VirtueGame- The VirtueGame is a fun, bingo-style card game that focuses on ten virtues: compassion, respect, enthusiasm, trust, friendliness, determination, responsibility, integrity, cooperation and thankfulness. To win the game, kids have to earn five out of the ten virtues by completing the tasks described on each card they draw. For example, a "Thankfulness" card asks the player to hold their breath for as long as they can. When they are finished, the card asks; "aren’t you thankful to breathe again?" and reminds the player to be thankful for things that we sometimes take for granted. Tasks often have to be completed cooperatively and require respectful listening to other players. The VirtueGame makes virtues concrete. It helps kids experience virtues through play so that they can internalize what they mean. The word "play" is important – the game is social, interactive, and silly. It teaches by surprise.
Introduce snack: How does Jesus want us to behave?
Have the children make a snack and give it to another child to help promote being good and sharing.
kindnews.org- A Kind Kid Named _____ Lives Here (coloring sheet, page 13)
mssscrafts.com- Sharing/Helping Hands: Make a small booklet which will illustrate how we can share or help others.
Use these blank mini book templates for the children to make a mini book about being a good Christian.

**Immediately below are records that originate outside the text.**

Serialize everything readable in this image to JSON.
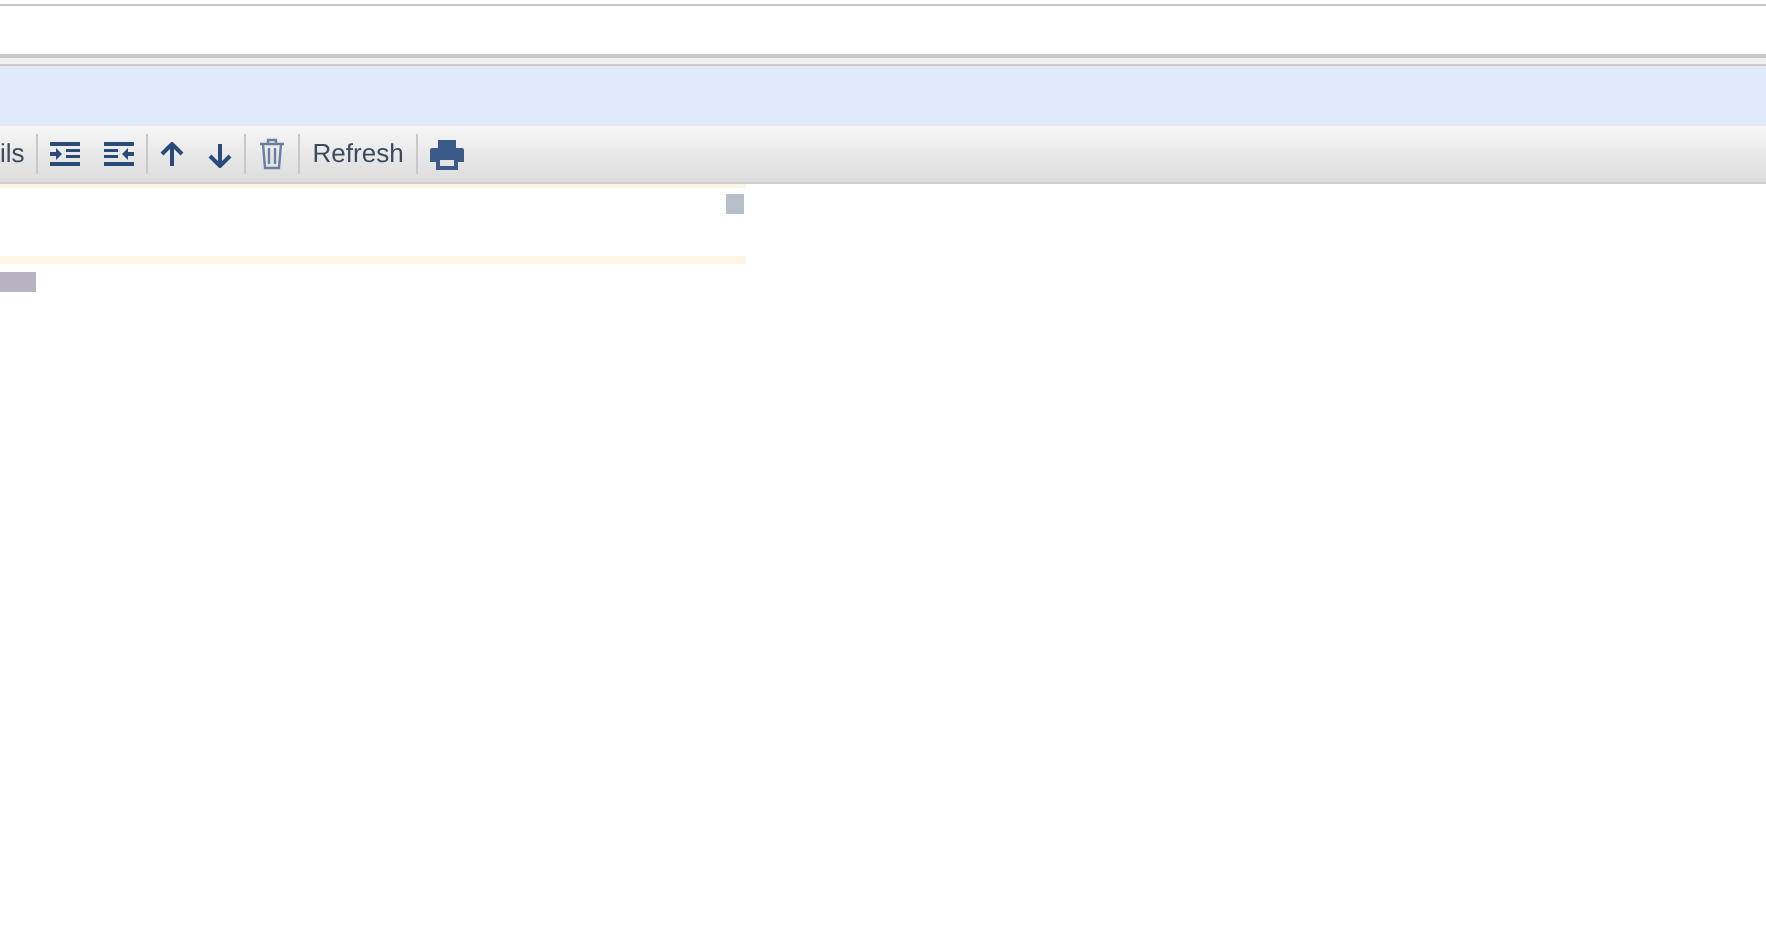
{
  "toolbar": {
    "items": [
      {
        "kind": "text",
        "label": "ils"
      },
      {
        "kind": "separator"
      },
      {
        "kind": "indent"
      },
      {
        "kind": "outdent"
      },
      {
        "kind": "separator"
      },
      {
        "kind": "up"
      },
      {
        "kind": "down"
      },
      {
        "kind": "separator"
      },
      {
        "kind": "trash"
      },
      {
        "kind": "separator"
      },
      {
        "kind": "text",
        "label": "Refresh"
      },
      {
        "kind": "separator"
      },
      {
        "kind": "print"
      }
    ]
  }
}
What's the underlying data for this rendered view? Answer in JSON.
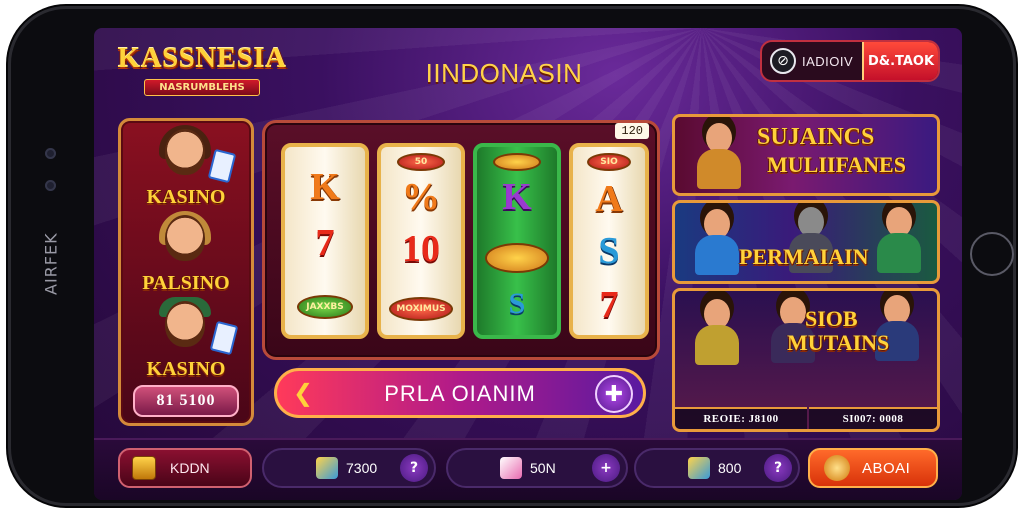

Encourage your children to put their thoughts and creativity to work creating these mini-books that they either illustrate, write or write and illustrate:
Make your own handwriting sheets for what you want your children to write.
handwritingworksheets.com- Make basic print, D’Nealian, or Cursive handwriting worksheets. You can make the worksheets dot trace, dash trace, hollow trace, and even separated letters by just a click of a button. Each format has starting dots for each letter.
atozteacherstuff.com- Create your own custom handwriting worksheets for handwriting practice! You can choose traditional or modern print styles.
kidzone.ws/tracers/- Type in anything you like into the custom tracer pages to practice printing (standard block or script type printing fonts) or cursive handwriting. The custom tracer pages are available in a variety of themes as well.
All activities, games, information, etc. on this blog are free; however they are only to be used for classroom and personal use. They may not be published on any websites or other electronic media, or distributed in newsletters, bulletins, or any other form or sold for profit. Reproduction or retransmission of any materials, in whole or in part, in any manner, is not permitted.
Please take a moment to leave a comment and link back. We would love to see your blog or website! Thank you! :)
All graphics/images/clipart etc. used on the activities or games are not my own and are from various internet sources.
The information that is posted on this blog is general information. It is not intended to substitute for obtaining advice from your church or DRE. It is for informational and educational purposes only.
This blog contains links to other websites which you may choose to visit if you so desire. The content of these sites are evaluated before the links are included on this blog. These websites can change without warning making links inactive and/or the content altered. We have no control over other websites and we are not responsible for the content that they post.